- 8.6% discount on any mixed-case purchase (we pay sales tax!)
- 5% discount on any 6-bottle purchase
- 15% discount on any special-order case
Spring Art Advisory
For the last few months we have enjoyed our backdrop of original paintings (mostly water colors by Meredith Moench, along with some intriguing framed mirrors by Jyl Peterson. The image at left is of one of our own “Moenches” hanging in our living room. This weekend is your last chance to get one of your own before we change artists for our Spring Show (more on that next week!). Since most of us don’t actually “see” the art on the walls around us, except as a hazy, unconscious awareness, we invite you to take a serious look when you visit this weekend.

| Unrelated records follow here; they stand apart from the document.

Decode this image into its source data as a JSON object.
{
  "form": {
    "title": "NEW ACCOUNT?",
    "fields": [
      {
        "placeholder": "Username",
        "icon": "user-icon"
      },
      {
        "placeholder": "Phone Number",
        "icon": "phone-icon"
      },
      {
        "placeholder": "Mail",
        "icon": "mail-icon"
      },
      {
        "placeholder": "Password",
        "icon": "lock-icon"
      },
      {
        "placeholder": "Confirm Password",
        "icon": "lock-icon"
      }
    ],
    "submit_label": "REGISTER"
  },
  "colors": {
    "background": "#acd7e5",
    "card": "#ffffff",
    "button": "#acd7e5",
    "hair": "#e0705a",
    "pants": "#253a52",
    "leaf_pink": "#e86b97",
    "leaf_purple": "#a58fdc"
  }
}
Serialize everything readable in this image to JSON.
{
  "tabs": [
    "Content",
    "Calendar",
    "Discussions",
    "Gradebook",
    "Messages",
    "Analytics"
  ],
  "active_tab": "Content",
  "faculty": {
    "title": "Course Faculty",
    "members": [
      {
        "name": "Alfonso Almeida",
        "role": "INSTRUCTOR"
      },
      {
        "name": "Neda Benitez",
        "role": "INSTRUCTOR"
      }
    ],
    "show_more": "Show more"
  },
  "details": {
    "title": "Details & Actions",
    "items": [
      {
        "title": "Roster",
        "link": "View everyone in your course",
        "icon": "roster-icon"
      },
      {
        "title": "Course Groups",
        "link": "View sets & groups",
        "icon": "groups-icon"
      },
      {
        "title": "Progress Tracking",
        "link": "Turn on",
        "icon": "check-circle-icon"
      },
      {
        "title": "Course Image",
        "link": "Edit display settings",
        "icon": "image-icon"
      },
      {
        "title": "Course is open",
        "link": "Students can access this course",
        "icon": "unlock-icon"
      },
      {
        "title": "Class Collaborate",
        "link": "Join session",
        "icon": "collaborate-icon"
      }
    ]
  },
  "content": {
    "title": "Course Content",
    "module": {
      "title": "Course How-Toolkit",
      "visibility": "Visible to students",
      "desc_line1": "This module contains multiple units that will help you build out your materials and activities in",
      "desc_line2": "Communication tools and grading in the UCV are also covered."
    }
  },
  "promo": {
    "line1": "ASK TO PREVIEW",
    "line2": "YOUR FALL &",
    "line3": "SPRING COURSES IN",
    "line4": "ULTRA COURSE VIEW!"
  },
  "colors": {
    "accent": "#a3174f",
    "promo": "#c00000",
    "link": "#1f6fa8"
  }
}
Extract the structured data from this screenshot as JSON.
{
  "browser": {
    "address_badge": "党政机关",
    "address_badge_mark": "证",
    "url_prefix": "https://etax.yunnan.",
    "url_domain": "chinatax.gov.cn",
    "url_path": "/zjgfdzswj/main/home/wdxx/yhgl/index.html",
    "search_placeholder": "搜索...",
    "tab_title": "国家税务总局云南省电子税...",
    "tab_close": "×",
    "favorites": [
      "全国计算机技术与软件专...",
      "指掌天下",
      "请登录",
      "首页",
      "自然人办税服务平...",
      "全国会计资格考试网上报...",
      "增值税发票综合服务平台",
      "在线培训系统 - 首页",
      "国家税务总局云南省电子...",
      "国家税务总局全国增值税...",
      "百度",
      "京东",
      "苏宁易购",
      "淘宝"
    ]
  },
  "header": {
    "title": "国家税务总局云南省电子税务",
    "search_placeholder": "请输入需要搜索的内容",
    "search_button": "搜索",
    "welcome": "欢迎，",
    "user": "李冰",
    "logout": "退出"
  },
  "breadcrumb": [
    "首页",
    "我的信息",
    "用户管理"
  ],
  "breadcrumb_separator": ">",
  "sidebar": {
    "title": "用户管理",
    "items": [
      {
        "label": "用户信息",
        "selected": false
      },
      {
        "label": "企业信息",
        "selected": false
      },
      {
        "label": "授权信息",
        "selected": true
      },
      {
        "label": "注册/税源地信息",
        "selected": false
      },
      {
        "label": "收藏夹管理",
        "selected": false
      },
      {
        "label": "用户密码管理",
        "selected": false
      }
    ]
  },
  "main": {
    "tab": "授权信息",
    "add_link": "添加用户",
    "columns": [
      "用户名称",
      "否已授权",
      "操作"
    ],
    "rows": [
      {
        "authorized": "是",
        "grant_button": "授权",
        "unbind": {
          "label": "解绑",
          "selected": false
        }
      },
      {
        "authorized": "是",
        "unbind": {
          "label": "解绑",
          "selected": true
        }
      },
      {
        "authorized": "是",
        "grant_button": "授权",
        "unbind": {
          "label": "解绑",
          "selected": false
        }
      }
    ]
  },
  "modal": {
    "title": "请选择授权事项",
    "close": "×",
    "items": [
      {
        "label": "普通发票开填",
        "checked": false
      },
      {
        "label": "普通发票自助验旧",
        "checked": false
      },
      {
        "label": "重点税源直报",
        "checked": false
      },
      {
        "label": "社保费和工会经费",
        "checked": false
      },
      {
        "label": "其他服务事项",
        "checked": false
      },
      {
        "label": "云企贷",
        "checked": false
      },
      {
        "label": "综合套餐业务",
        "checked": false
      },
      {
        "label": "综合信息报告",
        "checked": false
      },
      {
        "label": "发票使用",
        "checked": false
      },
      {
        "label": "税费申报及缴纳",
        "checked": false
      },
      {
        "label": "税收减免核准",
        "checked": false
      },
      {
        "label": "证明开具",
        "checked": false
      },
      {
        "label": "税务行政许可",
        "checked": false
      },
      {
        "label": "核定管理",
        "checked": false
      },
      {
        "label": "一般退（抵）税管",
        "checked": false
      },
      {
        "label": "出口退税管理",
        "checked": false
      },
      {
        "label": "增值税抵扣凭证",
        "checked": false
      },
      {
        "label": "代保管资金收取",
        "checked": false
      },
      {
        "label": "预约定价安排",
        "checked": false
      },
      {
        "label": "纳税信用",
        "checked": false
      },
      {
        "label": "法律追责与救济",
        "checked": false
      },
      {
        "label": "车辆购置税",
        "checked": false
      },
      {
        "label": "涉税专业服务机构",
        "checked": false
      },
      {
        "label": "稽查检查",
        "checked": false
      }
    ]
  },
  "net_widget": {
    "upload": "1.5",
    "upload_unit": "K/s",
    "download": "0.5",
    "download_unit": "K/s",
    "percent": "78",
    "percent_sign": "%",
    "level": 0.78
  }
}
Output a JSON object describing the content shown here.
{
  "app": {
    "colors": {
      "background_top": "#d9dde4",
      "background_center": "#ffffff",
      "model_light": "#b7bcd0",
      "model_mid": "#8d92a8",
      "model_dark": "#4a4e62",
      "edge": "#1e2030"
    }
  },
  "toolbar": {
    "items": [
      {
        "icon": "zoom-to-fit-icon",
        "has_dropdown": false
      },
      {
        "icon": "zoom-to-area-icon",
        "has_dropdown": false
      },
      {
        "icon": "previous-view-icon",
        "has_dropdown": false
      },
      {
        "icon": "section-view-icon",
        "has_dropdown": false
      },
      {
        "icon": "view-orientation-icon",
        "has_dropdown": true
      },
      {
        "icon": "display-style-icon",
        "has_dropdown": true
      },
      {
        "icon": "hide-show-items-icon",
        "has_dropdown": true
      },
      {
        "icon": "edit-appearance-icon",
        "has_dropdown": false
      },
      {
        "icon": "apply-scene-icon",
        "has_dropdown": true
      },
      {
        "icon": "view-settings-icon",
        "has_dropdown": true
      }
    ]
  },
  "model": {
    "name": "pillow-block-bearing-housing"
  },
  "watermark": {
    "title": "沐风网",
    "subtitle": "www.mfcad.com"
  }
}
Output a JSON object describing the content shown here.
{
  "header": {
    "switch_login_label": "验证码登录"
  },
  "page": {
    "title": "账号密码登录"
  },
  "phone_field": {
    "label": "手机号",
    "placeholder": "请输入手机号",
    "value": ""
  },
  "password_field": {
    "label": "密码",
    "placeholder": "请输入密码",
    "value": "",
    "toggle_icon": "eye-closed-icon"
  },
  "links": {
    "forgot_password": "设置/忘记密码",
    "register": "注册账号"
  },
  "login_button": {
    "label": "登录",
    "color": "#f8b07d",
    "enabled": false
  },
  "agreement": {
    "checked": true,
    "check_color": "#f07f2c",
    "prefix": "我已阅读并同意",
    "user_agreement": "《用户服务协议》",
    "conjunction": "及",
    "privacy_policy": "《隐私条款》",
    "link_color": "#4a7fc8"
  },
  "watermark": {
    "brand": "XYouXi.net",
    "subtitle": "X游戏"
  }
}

I happen to be particularly fond of watercolors, and have really enjoyed how Meredith’s work has been evolving, with lots of lively color balanced with soothing expanses of white space. I also invite you to look more closely at Jyl’s interesting art-deco mirrors and old-time Lummi Island cannery labels.
From time to time a visitor to the wine shop asks, “What is your favorite wine?” At first glance this is a perfectly reasonable question. But I am always surprised by the question, and never know how to answer. At some level, I don’t have a “favorite,” because for me, at least, it doesn’t work like that. I have lots and lots of “favorites,” little pleasures sitting patiently, (or indifferently), on a shelf, or in the shop, or in the “cellar,”or in an unopened box somewhere I haven’t even opened yet. The problem is with the question, of course, the assumption that there is, or could be, or needs to be, one single favorite. But I kinda think hedonism just doesn’t work that way. It’s not so much a matter of good-better-best, but more a matter of these kinds of pleasures, or those kinds of pleasures. I mean…there are So Many, and they are So Good!
The Logo at left is a really nicely done logo for Gorman Winery in Woodinville. We stopped by their tasting room a few weeks ago and were duly impressed; the wines are carefully made, definitely New World (big and extracted), and well worth savoring. I have been going through a periodic “chardonnay” phase, and I have to admit the Gorman chardonnay really caught my attention. A few years ago, when I didn’t like chardonnay, for all the reasons YOU probably don’t like chardonnay, we went to a high-end wine event, with scores of very expensive and highly regarded wines. I was amazed to find that my two favorites were both chardonnays. All you need to know is that the Gorman “BIg Sissy” chardonnay made a big impression, and we will let you taste it and make up your own mind this weekend…!
This week’s tasting
Château Coujan Rouge ’11 France $11
Grenache, Mourvèdre, Syrah, Cinsault. Imagine a bowl of fresh cherries and raspberries disguised as wine.
Simple on first sip, evolves in the glass and works well with food.
Bibbiani Treggiaia Rosso Toscana ’09 Italy $11
A smooth and satisfying blend of sangiovese, canniolo & cab; serious but friendly, delightful with anything from pizza to lamb chops.
Borie de Maurel Espirit d’Automne ’11 France $13
Syrah, grenache, carignan; perfumes of black olives, tobacco, and spices; minerally flavors of graphite, limestone and clay with notes of morello cherries, red fruits, mint and liquorice.
Bodegas Breca Breca ’10 Spain 94 pts $16
100% Garnacha from 80 year old vines yielding less than one ton per acre in an amazing terroir of steep hillsides and ancient head-pruned vines. Black raspberry, truffle, kirsch, lavender and liquid rock-like characteristics emerge from this astonishing wine. An absolutely incredible value in today’s market.
Gorman “Big Sissy” Chardonnay ’12 Washington 93pts $30
Bright straw-tinged yellow-gold. Wild aromas of orange, apple, spices, vanilla and nutmeg; pliant, very ripe and nicely concentrated, with floral and leesy notes, finishing fat and long.